▶ **Exercise**
Work through the listing below, copying each line that carries the word "erro".

---------- Data

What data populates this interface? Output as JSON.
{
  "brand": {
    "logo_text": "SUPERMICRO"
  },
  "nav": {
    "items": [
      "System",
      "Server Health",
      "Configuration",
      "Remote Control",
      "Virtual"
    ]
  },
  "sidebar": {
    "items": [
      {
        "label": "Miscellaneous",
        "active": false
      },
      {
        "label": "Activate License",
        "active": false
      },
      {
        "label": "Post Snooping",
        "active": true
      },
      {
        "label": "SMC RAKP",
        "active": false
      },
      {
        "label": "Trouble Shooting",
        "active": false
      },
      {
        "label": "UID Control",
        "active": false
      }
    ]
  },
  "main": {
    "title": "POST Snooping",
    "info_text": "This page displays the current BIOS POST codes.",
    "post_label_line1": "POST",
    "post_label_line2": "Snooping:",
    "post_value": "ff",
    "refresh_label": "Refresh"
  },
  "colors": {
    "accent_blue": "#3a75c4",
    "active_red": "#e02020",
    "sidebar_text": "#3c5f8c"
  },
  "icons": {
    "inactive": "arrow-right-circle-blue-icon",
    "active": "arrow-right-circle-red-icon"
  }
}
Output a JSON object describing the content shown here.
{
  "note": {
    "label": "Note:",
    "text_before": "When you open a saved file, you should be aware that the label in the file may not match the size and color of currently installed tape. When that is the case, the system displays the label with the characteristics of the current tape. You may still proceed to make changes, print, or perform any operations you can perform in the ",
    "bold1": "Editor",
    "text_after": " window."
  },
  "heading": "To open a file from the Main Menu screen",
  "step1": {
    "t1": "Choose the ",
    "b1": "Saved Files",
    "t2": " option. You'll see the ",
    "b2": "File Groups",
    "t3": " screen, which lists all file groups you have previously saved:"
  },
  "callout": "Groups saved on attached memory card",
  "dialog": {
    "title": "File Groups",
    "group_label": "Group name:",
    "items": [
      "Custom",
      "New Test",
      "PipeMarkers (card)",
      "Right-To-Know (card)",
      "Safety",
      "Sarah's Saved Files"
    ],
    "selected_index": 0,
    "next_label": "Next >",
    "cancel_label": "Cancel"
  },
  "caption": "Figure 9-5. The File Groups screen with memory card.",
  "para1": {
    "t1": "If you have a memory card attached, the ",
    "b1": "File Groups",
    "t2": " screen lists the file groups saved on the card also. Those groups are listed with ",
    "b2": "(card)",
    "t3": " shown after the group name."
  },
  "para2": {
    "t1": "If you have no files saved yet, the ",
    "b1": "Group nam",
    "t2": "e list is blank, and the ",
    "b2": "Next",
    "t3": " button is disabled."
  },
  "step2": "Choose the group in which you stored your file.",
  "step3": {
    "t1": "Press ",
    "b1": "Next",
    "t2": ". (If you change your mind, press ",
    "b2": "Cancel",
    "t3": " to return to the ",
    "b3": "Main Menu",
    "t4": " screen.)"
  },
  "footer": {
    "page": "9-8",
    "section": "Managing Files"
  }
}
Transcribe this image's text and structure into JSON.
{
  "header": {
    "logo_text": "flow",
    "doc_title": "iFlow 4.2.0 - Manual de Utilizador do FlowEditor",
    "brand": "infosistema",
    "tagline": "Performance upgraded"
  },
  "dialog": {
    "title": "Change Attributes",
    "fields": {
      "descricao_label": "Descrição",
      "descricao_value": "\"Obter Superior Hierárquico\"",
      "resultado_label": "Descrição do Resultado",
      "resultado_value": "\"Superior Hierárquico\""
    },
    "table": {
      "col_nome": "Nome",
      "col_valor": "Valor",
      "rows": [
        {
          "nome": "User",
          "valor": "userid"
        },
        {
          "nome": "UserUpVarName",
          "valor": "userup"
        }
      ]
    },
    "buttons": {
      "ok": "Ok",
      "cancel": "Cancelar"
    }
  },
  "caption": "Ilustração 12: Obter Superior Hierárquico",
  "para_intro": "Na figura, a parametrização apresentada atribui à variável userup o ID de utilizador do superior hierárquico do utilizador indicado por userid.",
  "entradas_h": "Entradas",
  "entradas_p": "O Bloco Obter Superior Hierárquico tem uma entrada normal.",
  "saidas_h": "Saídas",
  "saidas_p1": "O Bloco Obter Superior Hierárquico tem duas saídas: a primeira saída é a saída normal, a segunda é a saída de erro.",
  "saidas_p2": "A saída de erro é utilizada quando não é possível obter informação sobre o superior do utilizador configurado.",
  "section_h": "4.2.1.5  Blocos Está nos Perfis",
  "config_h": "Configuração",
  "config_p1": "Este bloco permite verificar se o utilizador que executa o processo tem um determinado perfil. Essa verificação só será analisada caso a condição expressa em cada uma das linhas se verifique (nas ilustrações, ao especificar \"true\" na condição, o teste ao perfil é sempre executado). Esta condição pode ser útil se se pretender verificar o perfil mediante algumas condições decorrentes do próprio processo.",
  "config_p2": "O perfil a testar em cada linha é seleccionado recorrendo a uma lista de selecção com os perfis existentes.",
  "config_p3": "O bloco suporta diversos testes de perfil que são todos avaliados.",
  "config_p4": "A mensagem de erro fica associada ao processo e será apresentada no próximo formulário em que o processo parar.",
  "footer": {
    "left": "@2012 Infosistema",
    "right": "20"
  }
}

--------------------

▶ **Task answer**
  "saidas_p1": "O Bloco Obter Superior Hierárquico tem duas saídas: a primeira saída é a saída normal, a segunda é a saída de erro.",
  "saidas_p2": "A saída de erro é utilizada quando não é possível obter informação sobre o superior do utilizador configurado.",
  "config_p4": "A mensagem de erro fica associada ao processo e será apresentada no próximo formulário em que o processo parar.",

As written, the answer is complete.